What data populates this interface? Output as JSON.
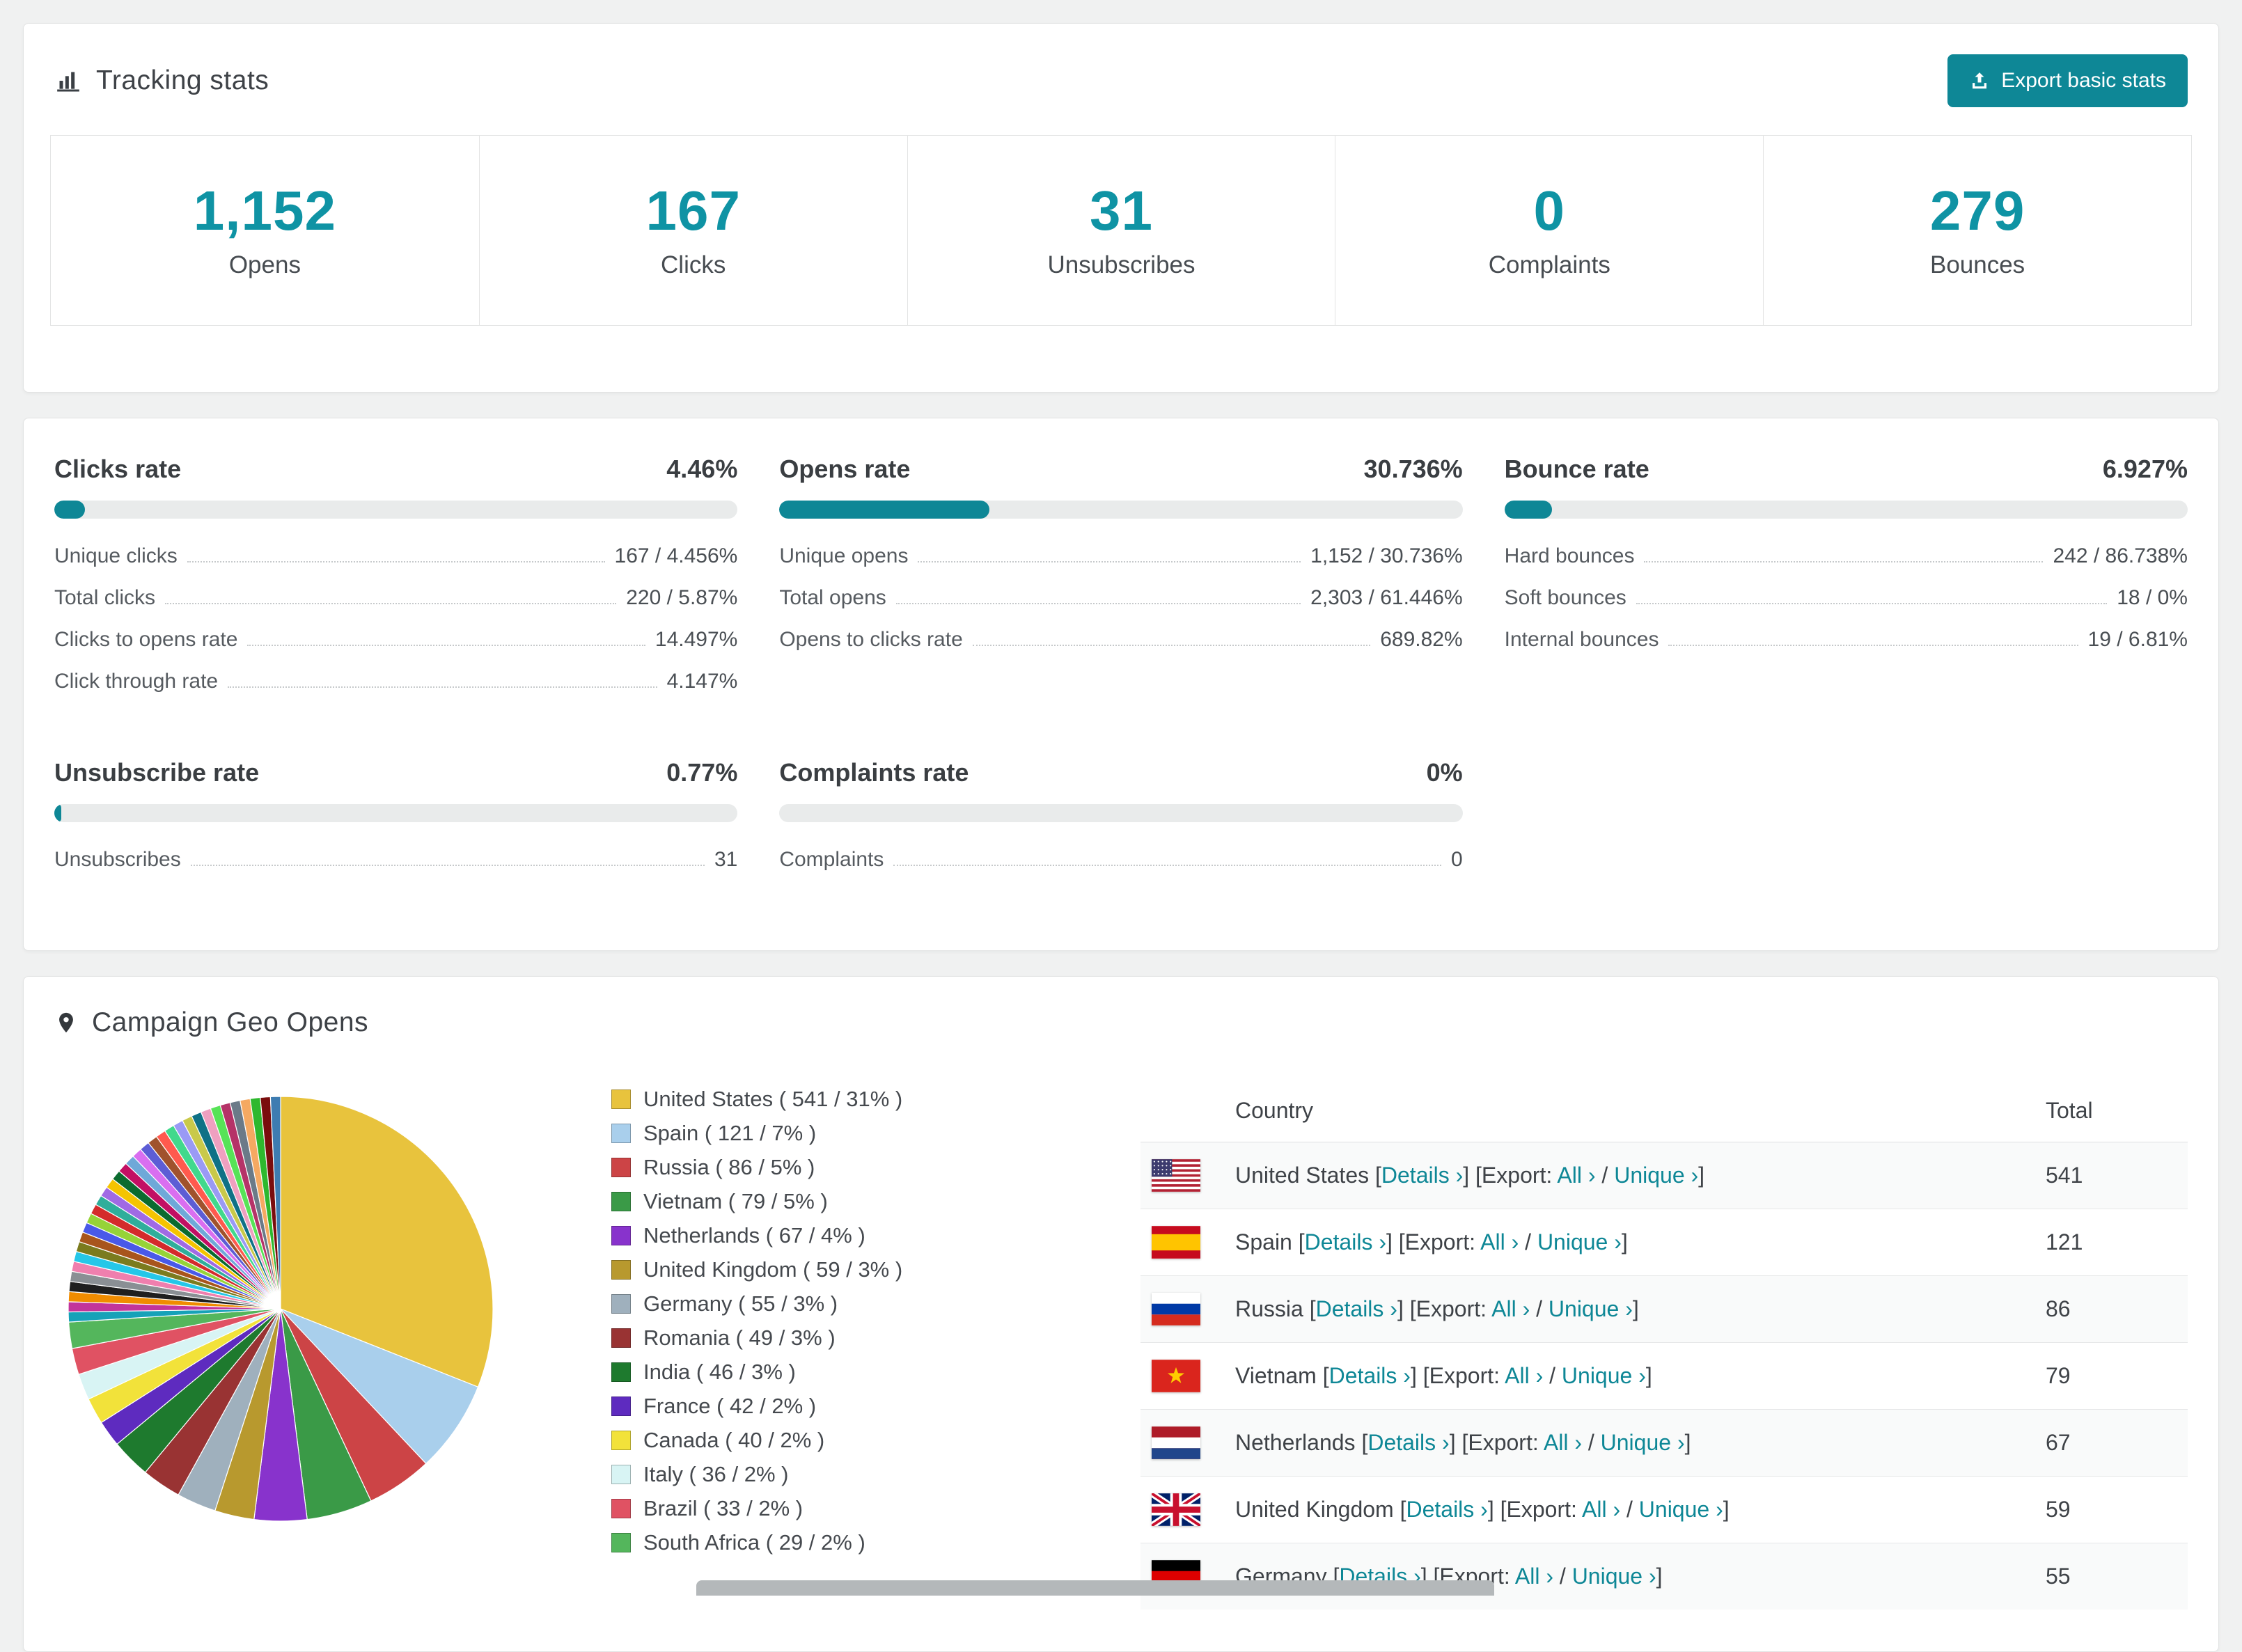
{
  "colors": {
    "accent": "#0e8796",
    "stat_number": "#0f93a4"
  },
  "tracking": {
    "title": "Tracking stats",
    "export_button_label": "Export basic stats",
    "stats": [
      {
        "value": "1,152",
        "label": "Opens"
      },
      {
        "value": "167",
        "label": "Clicks"
      },
      {
        "value": "31",
        "label": "Unsubscribes"
      },
      {
        "value": "0",
        "label": "Complaints"
      },
      {
        "value": "279",
        "label": "Bounces"
      }
    ]
  },
  "rates": {
    "panels": [
      {
        "title": "Clicks rate",
        "value": "4.46%",
        "progress": 4.46,
        "rows": [
          {
            "label": "Unique clicks",
            "value": "167 / 4.456%"
          },
          {
            "label": "Total clicks",
            "value": "220 / 5.87%"
          },
          {
            "label": "Clicks to opens rate",
            "value": "14.497%"
          },
          {
            "label": "Click through rate",
            "value": "4.147%"
          }
        ]
      },
      {
        "title": "Opens rate",
        "value": "30.736%",
        "progress": 30.736,
        "rows": [
          {
            "label": "Unique opens",
            "value": "1,152 / 30.736%"
          },
          {
            "label": "Total opens",
            "value": "2,303 / 61.446%"
          },
          {
            "label": "Opens to clicks rate",
            "value": "689.82%"
          }
        ]
      },
      {
        "title": "Bounce rate",
        "value": "6.927%",
        "progress": 6.927,
        "rows": [
          {
            "label": "Hard bounces",
            "value": "242 / 86.738%"
          },
          {
            "label": "Soft bounces",
            "value": "18 / 0%"
          },
          {
            "label": "Internal bounces",
            "value": "19 / 6.81%"
          }
        ]
      },
      {
        "title": "Unsubscribe rate",
        "value": "0.77%",
        "progress": 0.77,
        "rows": [
          {
            "label": "Unsubscribes",
            "value": "31"
          }
        ]
      },
      {
        "title": "Complaints rate",
        "value": "0%",
        "progress": 0,
        "rows": [
          {
            "label": "Complaints",
            "value": "0"
          }
        ]
      }
    ]
  },
  "geo": {
    "title": "Campaign Geo Opens",
    "table": {
      "columns": [
        "Country",
        "Total"
      ],
      "links": {
        "details": "Details ›",
        "export_prefix": "Export:",
        "all": "All ›",
        "unique": "Unique ›"
      },
      "punctuation": {
        "open": "[",
        "close": "]",
        "separator": "/"
      },
      "rows": [
        {
          "country": "United States",
          "flag": "us",
          "total": "541"
        },
        {
          "country": "Spain",
          "flag": "es",
          "total": "121"
        },
        {
          "country": "Russia",
          "flag": "ru",
          "total": "86"
        },
        {
          "country": "Vietnam",
          "flag": "vn",
          "total": "79"
        },
        {
          "country": "Netherlands",
          "flag": "nl",
          "total": "67"
        },
        {
          "country": "United Kingdom",
          "flag": "gb",
          "total": "59"
        },
        {
          "country": "Germany",
          "flag": "de",
          "total": "55"
        }
      ]
    }
  },
  "chart_data": {
    "type": "pie",
    "title": "Campaign Geo Opens",
    "unit": "opens",
    "slices": [
      {
        "label": "United States",
        "value": 541,
        "percent": 31,
        "color": "#e8c33d"
      },
      {
        "label": "Spain",
        "value": 121,
        "percent": 7,
        "color": "#a9cfec"
      },
      {
        "label": "Russia",
        "value": 86,
        "percent": 5,
        "color": "#cc4446"
      },
      {
        "label": "Vietnam",
        "value": 79,
        "percent": 5,
        "color": "#3a9a47"
      },
      {
        "label": "Netherlands",
        "value": 67,
        "percent": 4,
        "color": "#8833cc"
      },
      {
        "label": "United Kingdom",
        "value": 59,
        "percent": 3,
        "color": "#b8992e"
      },
      {
        "label": "Germany",
        "value": 55,
        "percent": 3,
        "color": "#9fb0bd"
      },
      {
        "label": "Romania",
        "value": 49,
        "percent": 3,
        "color": "#993333"
      },
      {
        "label": "India",
        "value": 46,
        "percent": 3,
        "color": "#1e7a2e"
      },
      {
        "label": "France",
        "value": 42,
        "percent": 2,
        "color": "#5e2bbf"
      },
      {
        "label": "Canada",
        "value": 40,
        "percent": 2,
        "color": "#f2e23a"
      },
      {
        "label": "Italy",
        "value": 36,
        "percent": 2,
        "color": "#d8f4f4"
      },
      {
        "label": "Brazil",
        "value": 33,
        "percent": 2,
        "color": "#e05263"
      },
      {
        "label": "South Africa",
        "value": 29,
        "percent": 2,
        "color": "#54b65c"
      }
    ],
    "other_share_percent": 26,
    "other_colors": [
      "#16a2b8",
      "#c2349b",
      "#f08c00",
      "#1f1f1f",
      "#8a8f94",
      "#ef7fae",
      "#25c7e8",
      "#7b7b1e",
      "#a8551c",
      "#4959e8",
      "#96d338",
      "#d42b2b",
      "#2fae9b",
      "#a06ae4",
      "#f5c400",
      "#0b6b2f",
      "#c20f63",
      "#6fa8d8",
      "#d96ef0",
      "#5d5dd5",
      "#a0522d",
      "#ff5a4e",
      "#41d98c",
      "#9a9af5",
      "#c9c94a",
      "#0f7186",
      "#efa0c0",
      "#57e357",
      "#b53368",
      "#6b7a88",
      "#f5a962",
      "#2eb82e",
      "#7a0d0d",
      "#3e7cb1"
    ]
  }
}
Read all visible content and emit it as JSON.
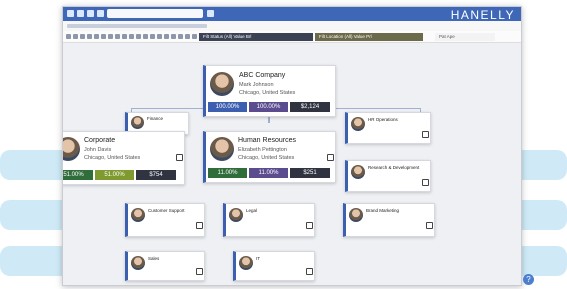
{
  "app": {
    "brand": "HANELLY",
    "help_label": "?"
  },
  "toolbar": {
    "search_value": ""
  },
  "filters": {
    "chip1": "Filt Status (All) Value Brl",
    "chip2": "Filt Location (All) Value Prl",
    "extra": "Pat Ape"
  },
  "cards": {
    "abc": {
      "name": "ABC Company",
      "person": "Mark Johnson",
      "location": "Chicago, United States",
      "b1": "100.00%",
      "b2": "100.00%",
      "b3": "$2,124"
    },
    "corporate": {
      "name": "Corporate",
      "person": "John Davis",
      "location": "Chicago, United States",
      "b1": "51.00%",
      "b2": "51.00%",
      "b3": "$754"
    },
    "hr": {
      "name": "Human Resources",
      "person": "Elizabeth Pettington",
      "location": "Chicago, United States",
      "b1": "11.00%",
      "b2": "11.00%",
      "b3": "$251"
    },
    "finance": {
      "name": "Finance",
      "person": "",
      "location": "",
      "b1": "",
      "b2": "",
      "b3": ""
    },
    "customer": {
      "name": "Customer Support",
      "person": "",
      "location": "",
      "b1": "",
      "b2": "",
      "b3": ""
    },
    "legal": {
      "name": "Legal",
      "person": "",
      "location": "",
      "b1": "",
      "b2": "",
      "b3": ""
    },
    "sales": {
      "name": "Sales",
      "person": "",
      "location": "",
      "b1": "",
      "b2": "",
      "b3": ""
    },
    "it": {
      "name": "IT",
      "person": "",
      "location": "",
      "b1": "",
      "b2": "",
      "b3": ""
    },
    "research": {
      "name": "Research & Development",
      "person": "",
      "location": "",
      "b1": "",
      "b2": "",
      "b3": ""
    },
    "brand": {
      "name": "Brand Marketing",
      "person": "",
      "location": "",
      "b1": "",
      "b2": "",
      "b3": ""
    },
    "hrops": {
      "name": "HR Operations",
      "person": "",
      "location": "",
      "b1": "",
      "b2": "",
      "b3": ""
    }
  },
  "colors": {
    "accent": "#3d5fb0",
    "green": "#2f6d3b",
    "olive": "#7f9a2e",
    "purple": "#5b4b8f",
    "dark": "#2f3440",
    "chip1": "#3a4254",
    "chip2": "#6b6a4a"
  }
}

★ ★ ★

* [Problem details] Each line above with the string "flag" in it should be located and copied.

* [Written answer]
          "flag": "us",
          "flag": "es",
          "flag": "ru",
          "flag": "vn",
          "flag": "nl",
          "flag": "gb",
          "flag": "de",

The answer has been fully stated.